**YOUR TASK:** Your answer should consist of every line from the records that holds the string "Scene".

**MATERIAL FOR THE TASK:**
== Segment start ==

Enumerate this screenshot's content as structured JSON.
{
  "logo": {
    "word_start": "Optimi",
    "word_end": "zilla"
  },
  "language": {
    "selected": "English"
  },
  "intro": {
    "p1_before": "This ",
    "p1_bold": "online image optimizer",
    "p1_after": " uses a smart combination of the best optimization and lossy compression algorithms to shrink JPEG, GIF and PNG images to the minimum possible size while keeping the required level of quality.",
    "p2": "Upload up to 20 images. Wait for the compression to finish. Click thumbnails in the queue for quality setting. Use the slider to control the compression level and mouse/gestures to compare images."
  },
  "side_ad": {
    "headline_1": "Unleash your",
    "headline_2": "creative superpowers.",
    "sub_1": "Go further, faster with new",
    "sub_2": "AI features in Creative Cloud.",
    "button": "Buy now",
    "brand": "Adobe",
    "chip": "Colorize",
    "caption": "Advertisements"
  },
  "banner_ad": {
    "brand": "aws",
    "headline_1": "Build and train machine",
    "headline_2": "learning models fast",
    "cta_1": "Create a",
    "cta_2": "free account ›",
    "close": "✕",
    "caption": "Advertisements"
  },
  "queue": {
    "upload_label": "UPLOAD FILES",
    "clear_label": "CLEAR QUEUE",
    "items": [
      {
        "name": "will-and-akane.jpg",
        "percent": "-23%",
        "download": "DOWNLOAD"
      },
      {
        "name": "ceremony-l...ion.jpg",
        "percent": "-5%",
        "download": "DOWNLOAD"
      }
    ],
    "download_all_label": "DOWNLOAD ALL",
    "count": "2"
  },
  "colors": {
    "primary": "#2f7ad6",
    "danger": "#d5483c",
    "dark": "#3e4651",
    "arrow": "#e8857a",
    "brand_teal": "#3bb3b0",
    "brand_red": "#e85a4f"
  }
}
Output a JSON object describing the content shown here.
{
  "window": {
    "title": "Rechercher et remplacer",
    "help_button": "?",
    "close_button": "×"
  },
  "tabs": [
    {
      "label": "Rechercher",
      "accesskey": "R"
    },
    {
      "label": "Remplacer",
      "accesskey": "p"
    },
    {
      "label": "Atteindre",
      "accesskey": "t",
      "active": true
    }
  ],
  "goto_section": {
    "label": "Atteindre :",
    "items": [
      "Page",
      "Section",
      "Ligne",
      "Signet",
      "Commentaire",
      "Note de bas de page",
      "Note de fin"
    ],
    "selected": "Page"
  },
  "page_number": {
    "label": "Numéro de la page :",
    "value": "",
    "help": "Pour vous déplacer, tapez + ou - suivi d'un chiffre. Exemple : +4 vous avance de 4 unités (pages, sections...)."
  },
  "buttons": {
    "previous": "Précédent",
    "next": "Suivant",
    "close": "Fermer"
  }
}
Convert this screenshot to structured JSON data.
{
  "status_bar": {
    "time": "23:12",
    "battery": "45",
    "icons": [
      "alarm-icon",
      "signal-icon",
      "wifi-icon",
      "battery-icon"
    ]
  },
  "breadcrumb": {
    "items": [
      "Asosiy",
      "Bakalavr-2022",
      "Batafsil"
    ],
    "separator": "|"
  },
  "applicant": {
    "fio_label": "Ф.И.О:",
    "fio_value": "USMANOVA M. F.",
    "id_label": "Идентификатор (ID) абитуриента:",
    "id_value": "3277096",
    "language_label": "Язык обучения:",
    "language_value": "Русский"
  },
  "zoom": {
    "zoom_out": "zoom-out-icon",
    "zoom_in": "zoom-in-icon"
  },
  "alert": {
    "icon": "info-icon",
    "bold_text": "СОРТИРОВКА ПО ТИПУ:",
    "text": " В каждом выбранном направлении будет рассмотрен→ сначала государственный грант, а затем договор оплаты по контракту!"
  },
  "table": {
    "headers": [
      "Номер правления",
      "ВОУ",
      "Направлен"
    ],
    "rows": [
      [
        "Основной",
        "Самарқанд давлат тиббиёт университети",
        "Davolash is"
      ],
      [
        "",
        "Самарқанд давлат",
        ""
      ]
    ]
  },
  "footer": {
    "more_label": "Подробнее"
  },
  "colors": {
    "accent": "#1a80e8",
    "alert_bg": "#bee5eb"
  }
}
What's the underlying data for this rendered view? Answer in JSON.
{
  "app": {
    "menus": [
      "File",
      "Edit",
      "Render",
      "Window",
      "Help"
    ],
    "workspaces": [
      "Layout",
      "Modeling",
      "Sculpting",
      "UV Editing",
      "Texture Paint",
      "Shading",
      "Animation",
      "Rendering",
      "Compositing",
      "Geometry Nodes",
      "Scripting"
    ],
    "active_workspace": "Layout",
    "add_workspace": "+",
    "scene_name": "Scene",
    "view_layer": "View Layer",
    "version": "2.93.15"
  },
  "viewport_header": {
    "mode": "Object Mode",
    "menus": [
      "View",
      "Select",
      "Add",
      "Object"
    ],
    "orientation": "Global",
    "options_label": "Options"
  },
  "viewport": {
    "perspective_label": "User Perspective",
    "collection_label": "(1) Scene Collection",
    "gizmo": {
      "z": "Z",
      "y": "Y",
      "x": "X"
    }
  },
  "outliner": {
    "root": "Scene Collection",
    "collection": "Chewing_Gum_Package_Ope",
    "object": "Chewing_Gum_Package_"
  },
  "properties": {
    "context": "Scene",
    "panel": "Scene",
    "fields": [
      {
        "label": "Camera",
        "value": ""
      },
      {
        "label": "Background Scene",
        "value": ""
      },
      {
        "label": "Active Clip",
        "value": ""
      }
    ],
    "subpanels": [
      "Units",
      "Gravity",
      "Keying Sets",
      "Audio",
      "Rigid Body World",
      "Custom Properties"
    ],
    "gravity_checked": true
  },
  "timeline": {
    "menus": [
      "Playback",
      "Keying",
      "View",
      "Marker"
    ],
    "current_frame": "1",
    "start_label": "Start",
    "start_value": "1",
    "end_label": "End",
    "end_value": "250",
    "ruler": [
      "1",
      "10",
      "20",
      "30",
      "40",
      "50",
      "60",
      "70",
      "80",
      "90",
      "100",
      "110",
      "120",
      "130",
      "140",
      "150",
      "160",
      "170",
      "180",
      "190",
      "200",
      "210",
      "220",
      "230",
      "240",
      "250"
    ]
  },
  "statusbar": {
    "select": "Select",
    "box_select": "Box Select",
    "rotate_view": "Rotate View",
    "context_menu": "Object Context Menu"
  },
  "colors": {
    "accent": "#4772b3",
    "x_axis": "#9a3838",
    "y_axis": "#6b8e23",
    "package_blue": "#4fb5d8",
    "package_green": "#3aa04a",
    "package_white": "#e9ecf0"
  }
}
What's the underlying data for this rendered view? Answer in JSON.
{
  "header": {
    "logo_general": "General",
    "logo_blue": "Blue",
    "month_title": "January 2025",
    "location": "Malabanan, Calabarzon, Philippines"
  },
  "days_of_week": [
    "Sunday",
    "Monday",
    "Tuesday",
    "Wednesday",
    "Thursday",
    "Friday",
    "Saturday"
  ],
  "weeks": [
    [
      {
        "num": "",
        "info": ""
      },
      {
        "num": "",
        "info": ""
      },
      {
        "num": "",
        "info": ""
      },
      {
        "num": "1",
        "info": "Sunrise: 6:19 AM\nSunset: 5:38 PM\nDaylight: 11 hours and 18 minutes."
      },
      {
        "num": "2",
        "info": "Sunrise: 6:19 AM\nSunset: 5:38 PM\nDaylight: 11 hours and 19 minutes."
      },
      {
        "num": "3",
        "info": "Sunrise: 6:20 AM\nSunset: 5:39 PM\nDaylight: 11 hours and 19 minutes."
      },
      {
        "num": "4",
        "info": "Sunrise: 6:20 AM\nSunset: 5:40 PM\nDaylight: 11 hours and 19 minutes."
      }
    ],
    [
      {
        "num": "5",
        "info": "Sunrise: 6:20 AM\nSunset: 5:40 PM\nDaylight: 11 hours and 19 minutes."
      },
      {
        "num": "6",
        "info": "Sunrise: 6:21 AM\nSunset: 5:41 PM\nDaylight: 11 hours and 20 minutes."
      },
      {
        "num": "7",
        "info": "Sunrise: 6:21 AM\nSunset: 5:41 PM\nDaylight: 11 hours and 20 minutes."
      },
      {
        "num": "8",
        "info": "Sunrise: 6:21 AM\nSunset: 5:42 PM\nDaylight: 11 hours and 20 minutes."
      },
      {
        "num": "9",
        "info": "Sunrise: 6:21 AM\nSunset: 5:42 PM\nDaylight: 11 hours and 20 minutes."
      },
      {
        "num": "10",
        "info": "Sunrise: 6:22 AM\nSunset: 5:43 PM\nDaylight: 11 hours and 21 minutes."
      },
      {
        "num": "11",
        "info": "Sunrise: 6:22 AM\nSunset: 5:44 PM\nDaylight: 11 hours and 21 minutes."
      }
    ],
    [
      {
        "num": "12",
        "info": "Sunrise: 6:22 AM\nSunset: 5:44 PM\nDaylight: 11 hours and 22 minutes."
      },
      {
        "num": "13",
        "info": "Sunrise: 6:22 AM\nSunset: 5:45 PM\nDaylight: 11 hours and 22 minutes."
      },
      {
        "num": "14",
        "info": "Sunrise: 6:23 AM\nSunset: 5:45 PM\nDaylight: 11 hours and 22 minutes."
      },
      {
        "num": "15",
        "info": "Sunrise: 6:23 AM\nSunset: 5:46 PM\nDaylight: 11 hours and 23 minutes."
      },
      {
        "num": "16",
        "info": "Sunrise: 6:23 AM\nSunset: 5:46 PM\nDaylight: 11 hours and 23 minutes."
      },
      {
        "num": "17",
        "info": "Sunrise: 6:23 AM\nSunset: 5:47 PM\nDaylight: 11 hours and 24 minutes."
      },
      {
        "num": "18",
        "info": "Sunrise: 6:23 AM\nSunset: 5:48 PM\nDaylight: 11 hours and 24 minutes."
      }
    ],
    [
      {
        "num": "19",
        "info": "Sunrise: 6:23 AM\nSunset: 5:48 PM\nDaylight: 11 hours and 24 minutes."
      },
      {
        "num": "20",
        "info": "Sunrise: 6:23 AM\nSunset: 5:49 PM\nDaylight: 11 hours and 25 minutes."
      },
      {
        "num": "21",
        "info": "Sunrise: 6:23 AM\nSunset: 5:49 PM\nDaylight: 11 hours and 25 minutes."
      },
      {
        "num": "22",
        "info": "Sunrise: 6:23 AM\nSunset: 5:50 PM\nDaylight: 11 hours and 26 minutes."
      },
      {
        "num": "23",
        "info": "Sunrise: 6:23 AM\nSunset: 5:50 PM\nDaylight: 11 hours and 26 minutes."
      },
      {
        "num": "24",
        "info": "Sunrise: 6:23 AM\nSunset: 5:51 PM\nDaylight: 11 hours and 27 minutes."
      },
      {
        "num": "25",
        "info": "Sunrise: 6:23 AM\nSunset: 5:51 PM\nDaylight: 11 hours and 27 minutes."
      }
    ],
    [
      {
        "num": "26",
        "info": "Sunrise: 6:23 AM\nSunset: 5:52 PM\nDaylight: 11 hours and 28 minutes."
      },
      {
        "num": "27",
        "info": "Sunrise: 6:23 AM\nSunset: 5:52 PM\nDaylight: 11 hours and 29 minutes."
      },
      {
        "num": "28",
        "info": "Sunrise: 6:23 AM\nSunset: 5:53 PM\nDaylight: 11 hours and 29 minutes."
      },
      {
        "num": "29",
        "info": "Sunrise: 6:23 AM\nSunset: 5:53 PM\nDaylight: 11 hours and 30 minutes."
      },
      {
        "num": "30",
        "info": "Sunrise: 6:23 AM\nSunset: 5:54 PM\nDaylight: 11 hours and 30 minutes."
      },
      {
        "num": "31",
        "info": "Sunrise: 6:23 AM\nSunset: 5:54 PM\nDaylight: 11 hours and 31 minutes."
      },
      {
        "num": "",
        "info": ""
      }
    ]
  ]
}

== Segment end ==

**OUTPUT FOR THIS TASK:**
    "scene_name": "Scene",
    "collection_label": "(1) Scene Collection",
    "root": "Scene Collection",
    "context": "Scene",
    "panel": "Scene",
        "label": "Background Scene",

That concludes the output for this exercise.